--- TASK INPUT Enclosed Below ---

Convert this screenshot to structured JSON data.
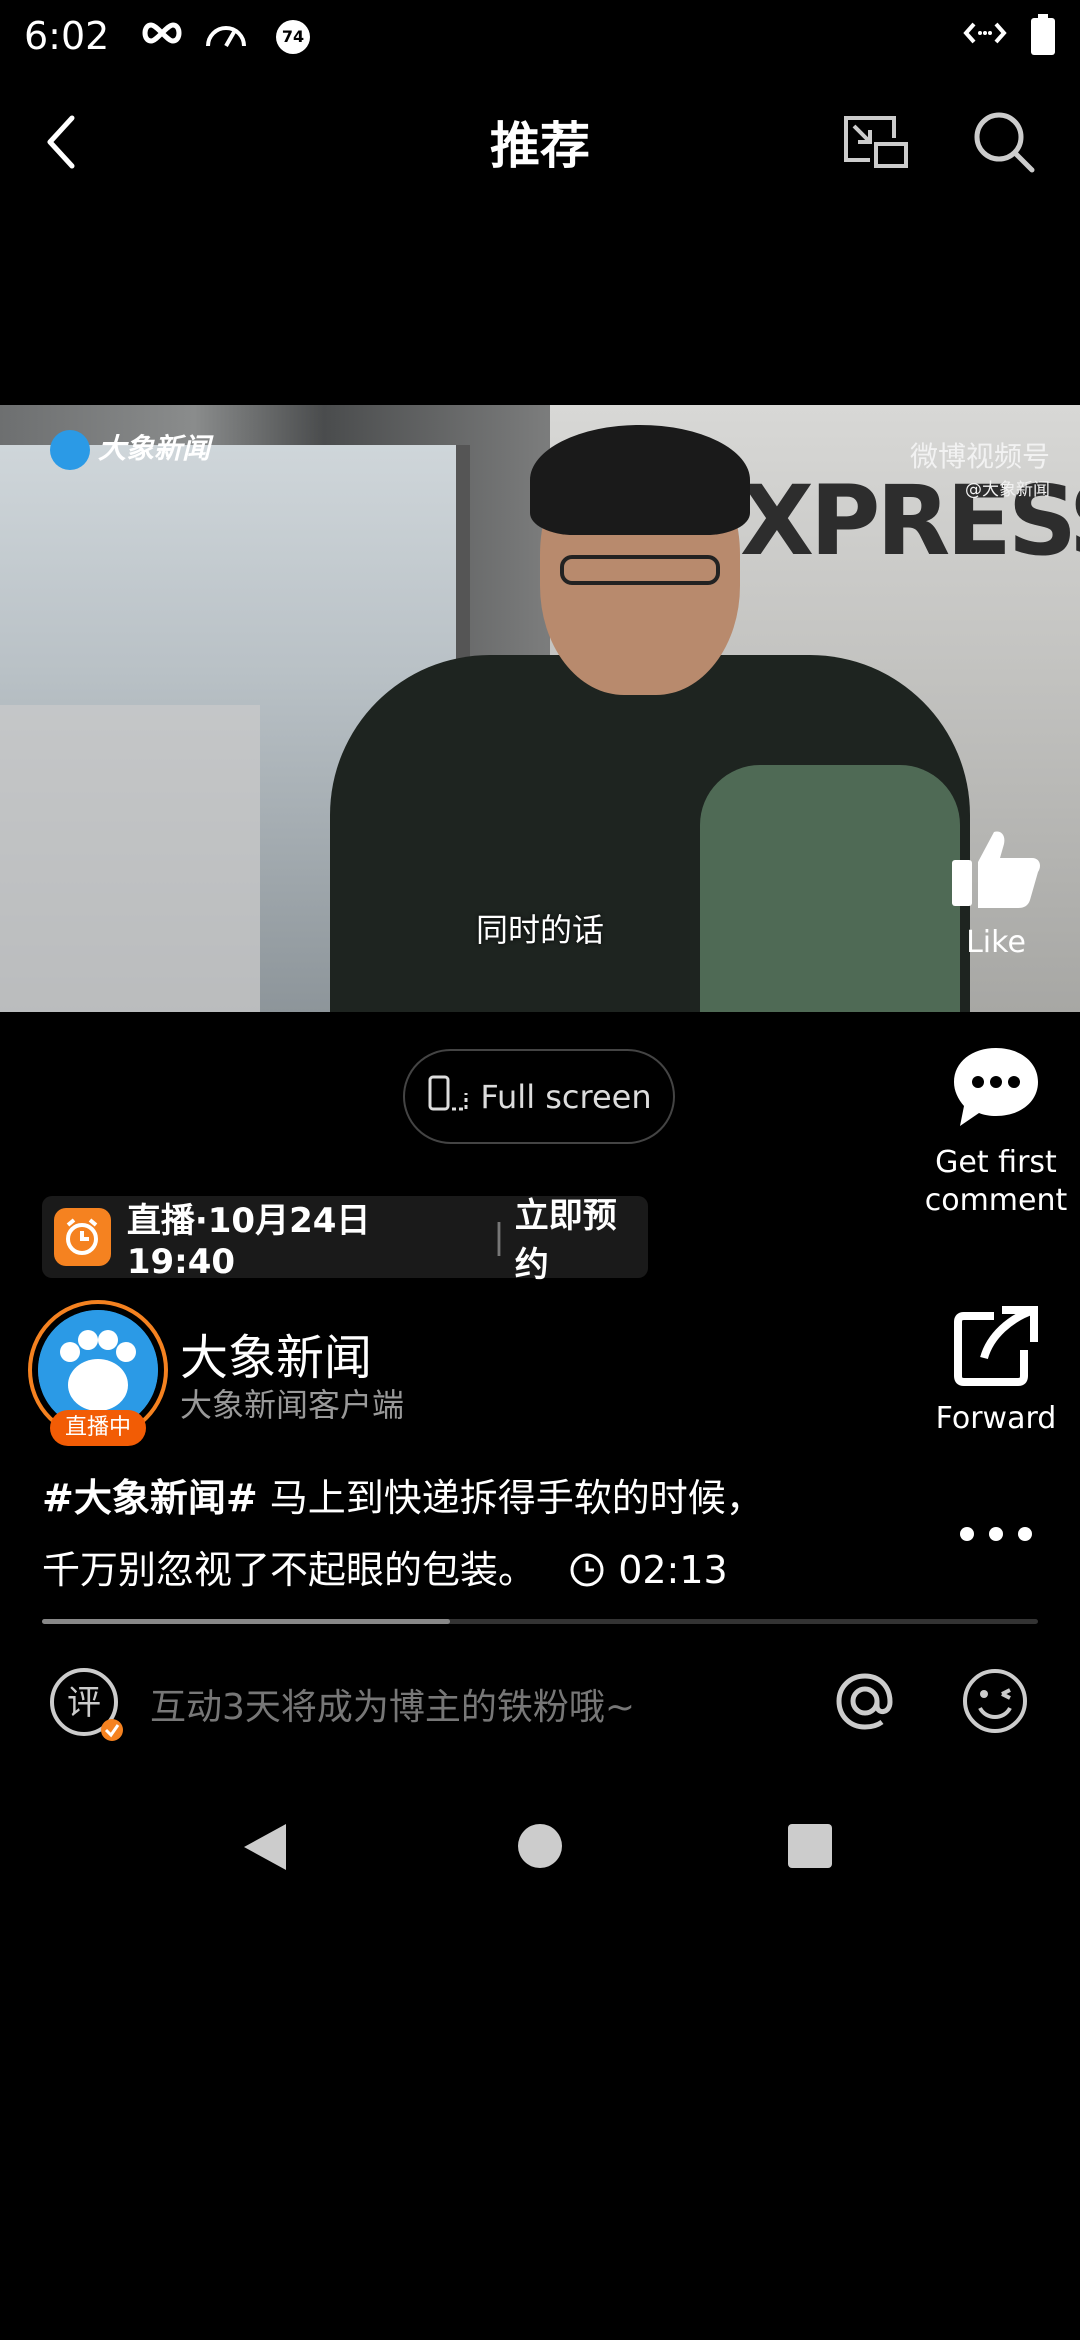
{
  "status_bar": {
    "time": "6:02",
    "icons": [
      "infinity-icon",
      "speedometer-icon",
      "notification-74-icon",
      "code-arrows-icon",
      "battery-icon"
    ],
    "badge_number": "74"
  },
  "header": {
    "title": "推荐",
    "back_icon": "back-arrow-icon",
    "pip_icon": "picture-in-picture-icon",
    "search_icon": "search-icon"
  },
  "video": {
    "watermark_left": "大象新闻",
    "watermark_right": "微博视频号",
    "watermark_right_sub": "@大象新闻",
    "wall_text": "XPRESS",
    "subtitle": "同时的话"
  },
  "actions": {
    "like_label": "Like",
    "comment_label": "Get first comment",
    "forward_label": "Forward",
    "more_icon": "more-dots-icon"
  },
  "fullscreen": {
    "label": "Full screen"
  },
  "live_bar": {
    "schedule": "直播·10月24日 19:40",
    "book": "立即预约"
  },
  "author": {
    "name": "大象新闻",
    "subtitle": "大象新闻客户端",
    "live_badge": "直播中"
  },
  "post": {
    "hashtag": "#大象新闻#",
    "text_line1": " 马上到快递拆得手软的时候，",
    "text_line2": "千万别忽视了不起眼的包装。",
    "duration": "02:13"
  },
  "progress": {
    "played_fraction": 0.41
  },
  "comment": {
    "placeholder": "互动3天将成为博主的铁粉哦~",
    "comment_icon_char": "评"
  },
  "colors": {
    "accent_orange": "#f58220",
    "background": "#000000"
  }
}
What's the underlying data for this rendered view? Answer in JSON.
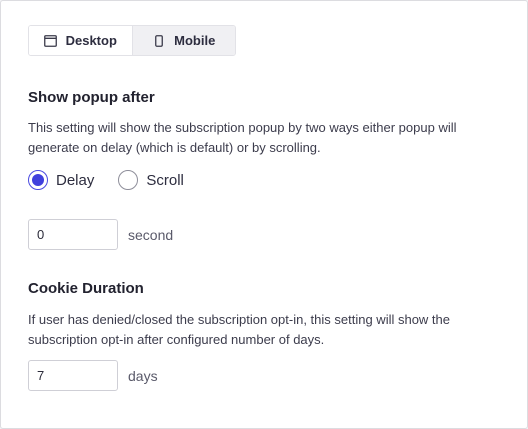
{
  "tabs": [
    {
      "label": "Desktop",
      "icon": "monitor-icon",
      "active": true
    },
    {
      "label": "Mobile",
      "icon": "phone-icon",
      "active": false
    }
  ],
  "popup": {
    "heading": "Show popup after",
    "description": "This setting will show the subscription popup by two ways either popup will generate on delay (which is default) or by scrolling.",
    "options": [
      {
        "label": "Delay",
        "checked": true
      },
      {
        "label": "Scroll",
        "checked": false
      }
    ],
    "delay_value": "0",
    "delay_unit": "second"
  },
  "cookie": {
    "heading": "Cookie Duration",
    "description": "If user has denied/closed the subscription opt-in, this setting will show the subscription opt-in after configured number of days.",
    "value": "7",
    "unit": "days"
  },
  "colors": {
    "accent": "#4040dd",
    "border": "#dcdce0"
  }
}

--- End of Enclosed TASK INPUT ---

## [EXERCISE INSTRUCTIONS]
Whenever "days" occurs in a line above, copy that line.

## [EXERCISE ANSWER]
    "description": "If user has denied/closed the subscription opt-in, this setting will show the subscription opt-in after configured number of days.",
    "unit": "days"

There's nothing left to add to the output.